» **What to work on**
Reproduce the entries. Match every word.

══ Input for this task

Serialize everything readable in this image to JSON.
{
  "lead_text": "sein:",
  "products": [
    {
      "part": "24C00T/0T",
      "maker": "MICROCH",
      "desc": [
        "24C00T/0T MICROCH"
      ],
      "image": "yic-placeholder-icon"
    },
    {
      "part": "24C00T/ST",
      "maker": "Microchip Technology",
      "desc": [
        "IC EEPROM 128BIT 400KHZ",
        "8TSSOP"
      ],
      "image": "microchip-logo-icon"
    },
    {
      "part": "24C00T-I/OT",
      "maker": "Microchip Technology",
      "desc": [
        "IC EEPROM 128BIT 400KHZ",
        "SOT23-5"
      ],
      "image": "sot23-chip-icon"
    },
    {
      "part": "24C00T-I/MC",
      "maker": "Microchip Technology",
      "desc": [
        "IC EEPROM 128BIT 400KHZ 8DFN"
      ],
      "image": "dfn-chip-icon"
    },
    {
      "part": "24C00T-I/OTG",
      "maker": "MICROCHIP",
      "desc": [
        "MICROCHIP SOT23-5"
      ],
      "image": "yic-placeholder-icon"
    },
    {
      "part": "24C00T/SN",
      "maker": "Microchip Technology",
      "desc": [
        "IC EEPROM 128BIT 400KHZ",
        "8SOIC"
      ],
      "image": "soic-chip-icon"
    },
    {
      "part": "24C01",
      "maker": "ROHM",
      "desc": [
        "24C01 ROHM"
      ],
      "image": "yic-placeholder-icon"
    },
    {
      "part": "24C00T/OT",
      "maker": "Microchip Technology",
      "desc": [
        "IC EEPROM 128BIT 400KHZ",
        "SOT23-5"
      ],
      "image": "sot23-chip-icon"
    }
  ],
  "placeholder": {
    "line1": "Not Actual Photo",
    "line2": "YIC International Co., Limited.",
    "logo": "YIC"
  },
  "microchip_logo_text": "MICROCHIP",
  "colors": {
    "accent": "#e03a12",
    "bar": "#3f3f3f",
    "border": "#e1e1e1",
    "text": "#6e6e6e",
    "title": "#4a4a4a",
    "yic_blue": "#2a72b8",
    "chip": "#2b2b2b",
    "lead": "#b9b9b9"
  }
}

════

» **Answer to this task**
Serialize everything readable in this image to JSON.
{
  "lead_text": "sein:",
  "products": [
    {
      "part": "24C00T/0T",
      "maker": "MICROCH",
      "desc": [
        "24C00T/0T MICROCH"
      ],
      "image": "yic-placeholder-icon"
    },
    {
      "part": "24C00T/ST",
      "maker": "Microchip Technology",
      "desc": [
        "IC EEPROM 128BIT 400KHZ",
        "8TSSOP"
      ],
      "image": "microchip-logo-icon"
    },
    {
      "part": "24C00T-I/OT",
      "maker": "Microchip Technology",
      "desc": [
        "IC EEPROM 128BIT 400KHZ",
        "SOT23-5"
      ],
      "image": "sot23-chip-icon"
    },
    {
      "part": "24C00T-I/MC",
      "maker": "Microchip Technology",
      "desc": [
        "IC EEPROM 128BIT 400KHZ 8DFN"
      ],
      "image": "dfn-chip-icon"
    },
    {
      "part": "24C00T-I/OTG",
      "maker": "MICROCHIP",
      "desc": [
        "MICROCHIP SOT23-5"
      ],
      "image": "yic-placeholder-icon"
    },
    {
      "part": "24C00T/SN",
      "maker": "Microchip Technology",
      "desc": [
        "IC EEPROM 128BIT 400KHZ",
        "8SOIC"
      ],
      "image": "soic-chip-icon"
    },
    {
      "part": "24C01",
      "maker": "ROHM",
      "desc": [
        "24C01 ROHM"
      ],
      "image": "yic-placeholder-icon"
    },
    {
      "part": "24C00T/OT",
      "maker": "Microchip Technology",
      "desc": [
        "IC EEPROM 128BIT 400KHZ",
        "SOT23-5"
      ],
      "image": "sot23-chip-icon"
    }
  ],
  "placeholder": {
    "line1": "Not Actual Photo",
    "line2": "YIC International Co., Limited.",
    "logo": "YIC"
  },
  "microchip_logo_text": "MICROCHIP",
  "colors": {
    "accent": "#e03a12",
    "bar": "#3f3f3f",
    "border": "#e1e1e1",
    "text": "#6e6e6e",
    "title": "#4a4a4a",
    "yic_blue": "#2a72b8",
    "chip": "#2b2b2b",
    "lead": "#b9b9b9"
  }
}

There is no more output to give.